All of the entries are to be repeated exactly, with no pictures included.
-------
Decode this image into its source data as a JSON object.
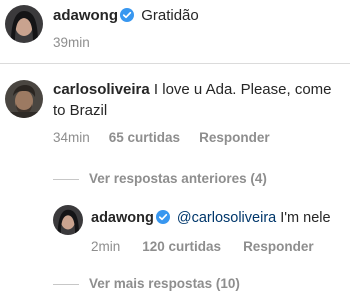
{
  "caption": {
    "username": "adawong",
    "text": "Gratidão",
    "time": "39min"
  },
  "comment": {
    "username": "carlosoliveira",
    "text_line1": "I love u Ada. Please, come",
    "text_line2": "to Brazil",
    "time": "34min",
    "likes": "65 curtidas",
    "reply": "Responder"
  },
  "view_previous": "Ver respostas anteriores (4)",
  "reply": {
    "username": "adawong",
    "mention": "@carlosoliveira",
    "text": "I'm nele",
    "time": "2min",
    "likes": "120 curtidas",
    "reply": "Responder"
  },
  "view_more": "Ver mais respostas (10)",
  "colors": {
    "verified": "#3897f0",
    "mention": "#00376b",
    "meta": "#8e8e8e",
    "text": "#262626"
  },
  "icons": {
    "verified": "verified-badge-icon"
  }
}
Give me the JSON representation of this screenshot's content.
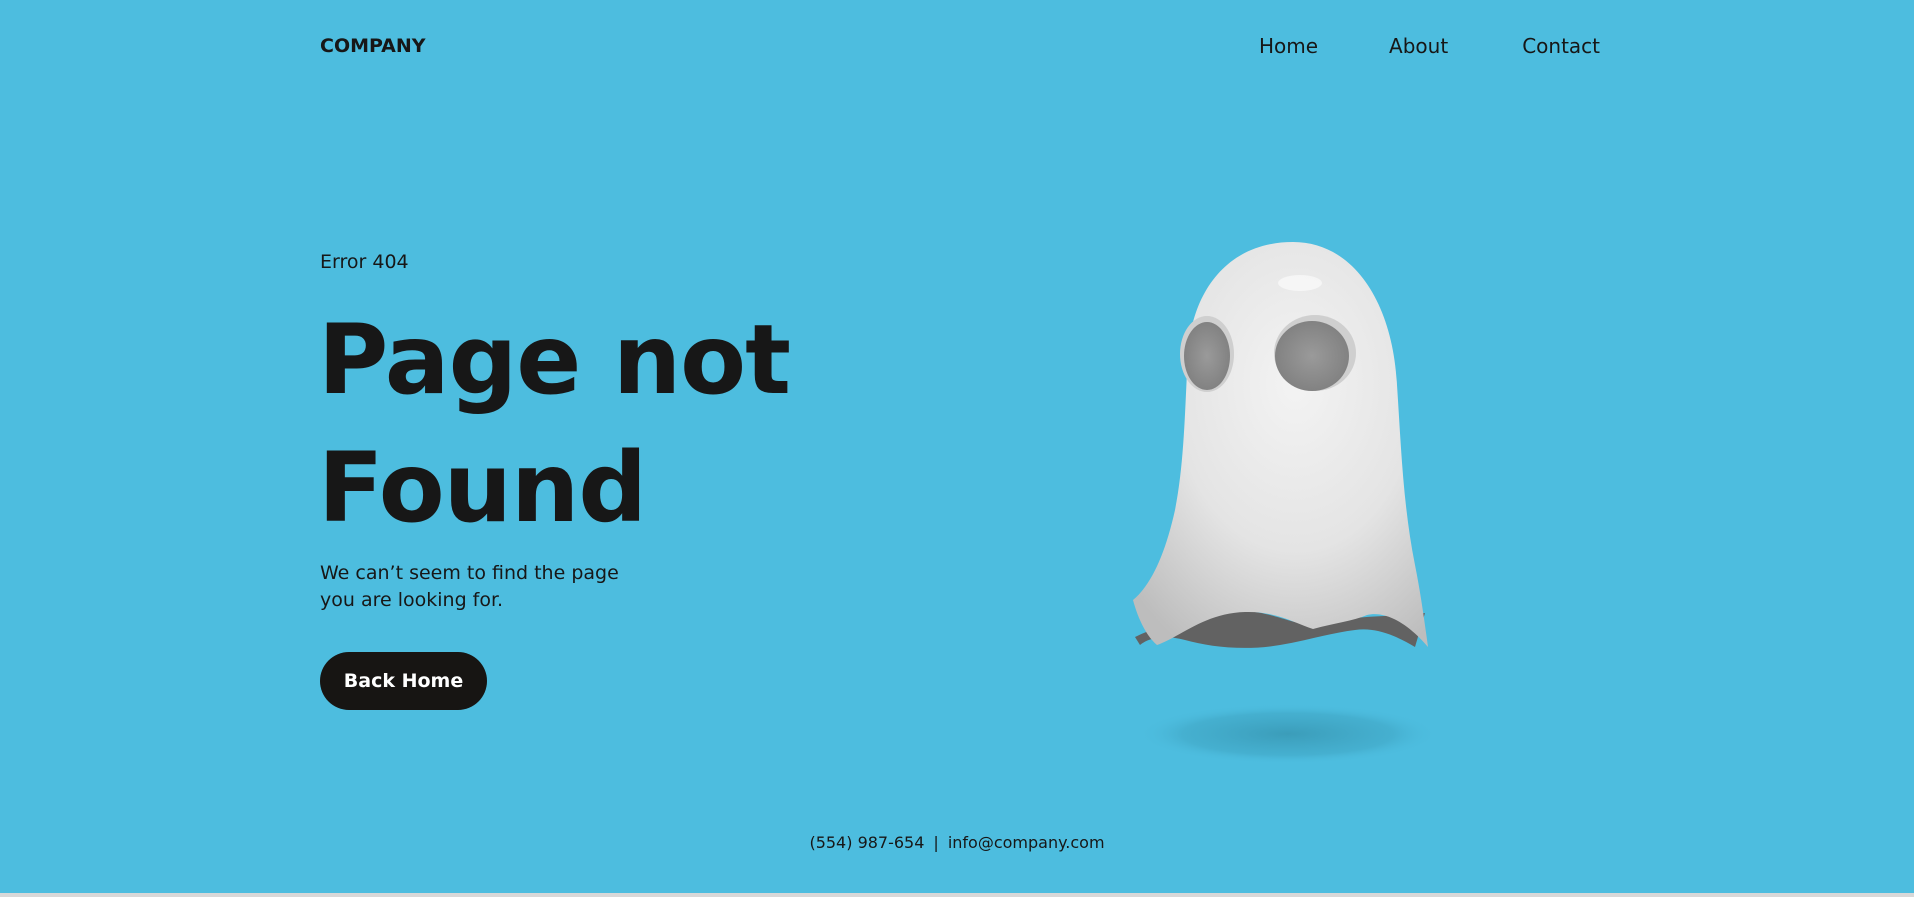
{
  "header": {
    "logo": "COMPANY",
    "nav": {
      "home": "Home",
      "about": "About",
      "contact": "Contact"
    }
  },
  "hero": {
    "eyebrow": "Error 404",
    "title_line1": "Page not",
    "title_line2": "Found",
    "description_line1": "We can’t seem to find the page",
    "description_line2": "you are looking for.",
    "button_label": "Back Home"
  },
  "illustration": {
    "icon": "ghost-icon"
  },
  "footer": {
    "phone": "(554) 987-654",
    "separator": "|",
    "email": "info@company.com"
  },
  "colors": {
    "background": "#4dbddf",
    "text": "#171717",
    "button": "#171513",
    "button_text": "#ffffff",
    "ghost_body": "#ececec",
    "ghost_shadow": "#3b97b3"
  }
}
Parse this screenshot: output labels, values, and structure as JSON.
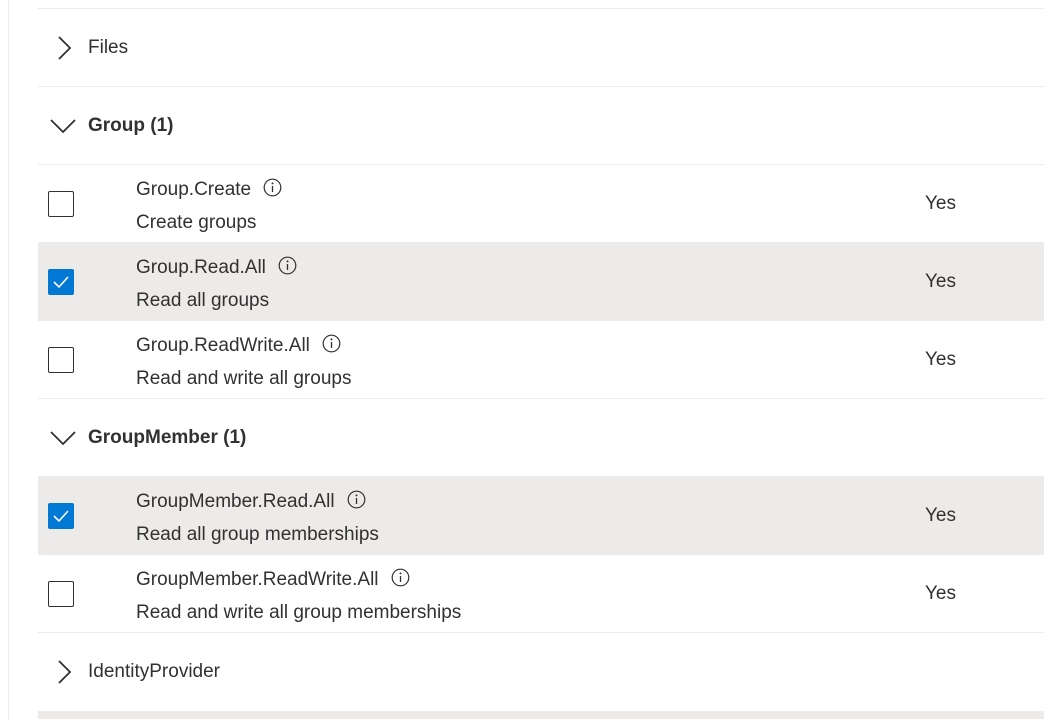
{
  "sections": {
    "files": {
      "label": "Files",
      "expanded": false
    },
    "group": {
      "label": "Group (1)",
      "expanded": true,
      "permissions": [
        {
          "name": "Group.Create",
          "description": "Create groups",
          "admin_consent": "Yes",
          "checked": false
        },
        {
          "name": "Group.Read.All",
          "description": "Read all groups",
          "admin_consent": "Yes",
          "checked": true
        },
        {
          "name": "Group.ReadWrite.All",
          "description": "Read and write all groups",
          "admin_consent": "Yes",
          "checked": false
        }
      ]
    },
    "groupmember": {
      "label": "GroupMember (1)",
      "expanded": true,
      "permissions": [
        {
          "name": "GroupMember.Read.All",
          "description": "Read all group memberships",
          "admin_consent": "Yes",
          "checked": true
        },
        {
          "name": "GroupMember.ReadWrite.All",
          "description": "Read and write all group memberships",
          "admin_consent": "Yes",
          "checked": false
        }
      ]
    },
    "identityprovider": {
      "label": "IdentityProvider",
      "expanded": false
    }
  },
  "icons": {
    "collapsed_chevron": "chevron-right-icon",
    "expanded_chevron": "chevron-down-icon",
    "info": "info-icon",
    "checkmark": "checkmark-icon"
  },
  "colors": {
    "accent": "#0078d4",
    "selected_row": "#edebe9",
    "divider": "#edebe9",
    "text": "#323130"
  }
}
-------
ANSWER AREA:
Decode this image into its source data as a JSON object.
{
  "caption": {
    "username": "adawong",
    "text": "Gratidão",
    "time": "39min"
  },
  "comment": {
    "username": "carlosoliveira",
    "text_line1": "I love u Ada. Please, come",
    "text_line2": "to Brazil",
    "time": "34min",
    "likes": "65 curtidas",
    "reply": "Responder"
  },
  "view_previous": "Ver respostas anteriores (4)",
  "reply": {
    "username": "adawong",
    "mention": "@carlosoliveira",
    "text": "I'm nele",
    "time": "2min",
    "likes": "120 curtidas",
    "reply": "Responder"
  },
  "view_more": "Ver mais respostas (10)",
  "colors": {
    "verified": "#3897f0",
    "mention": "#00376b",
    "meta": "#8e8e8e",
    "text": "#262626"
  },
  "icons": {
    "verified": "verified-badge-icon"
  }
}
Give me the JSON representation of this screenshot's content.
{
  "header": {
    "logo": "COMPANY",
    "nav": {
      "home": "Home",
      "about": "About",
      "contact": "Contact"
    }
  },
  "hero": {
    "eyebrow": "Error 404",
    "title_line1": "Page not",
    "title_line2": "Found",
    "description_line1": "We can’t seem to find the page",
    "description_line2": "you are looking for.",
    "button_label": "Back Home"
  },
  "illustration": {
    "icon": "ghost-icon"
  },
  "footer": {
    "phone": "(554) 987-654",
    "separator": "|",
    "email": "info@company.com"
  },
  "colors": {
    "background": "#4dbddf",
    "text": "#171717",
    "button": "#171513",
    "button_text": "#ffffff",
    "ghost_body": "#ececec",
    "ghost_shadow": "#3b97b3"
  }
}
Parse this screenshot: output labels, values, and structure as JSON.
{
  "sections": {
    "files": {
      "label": "Files",
      "expanded": false
    },
    "group": {
      "label": "Group (1)",
      "expanded": true,
      "permissions": [
        {
          "name": "Group.Create",
          "description": "Create groups",
          "admin_consent": "Yes",
          "checked": false
        },
        {
          "name": "Group.Read.All",
          "description": "Read all groups",
          "admin_consent": "Yes",
          "checked": true
        },
        {
          "name": "Group.ReadWrite.All",
          "description": "Read and write all groups",
          "admin_consent": "Yes",
          "checked": false
        }
      ]
    },
    "groupmember": {
      "label": "GroupMember (1)",
      "expanded": true,
      "permissions": [
        {
          "name": "GroupMember.Read.All",
          "description": "Read all group memberships",
          "admin_consent": "Yes",
          "checked": true
        },
        {
          "name": "GroupMember.ReadWrite.All",
          "description": "Read and write all group memberships",
          "admin_consent": "Yes",
          "checked": false
        }
      ]
    },
    "identityprovider": {
      "label": "IdentityProvider",
      "expanded": false
    }
  },
  "icons": {
    "collapsed_chevron": "chevron-right-icon",
    "expanded_chevron": "chevron-down-icon",
    "info": "info-icon",
    "checkmark": "checkmark-icon"
  },
  "colors": {
    "accent": "#0078d4",
    "selected_row": "#edebe9",
    "divider": "#edebe9",
    "text": "#323130"
  }
}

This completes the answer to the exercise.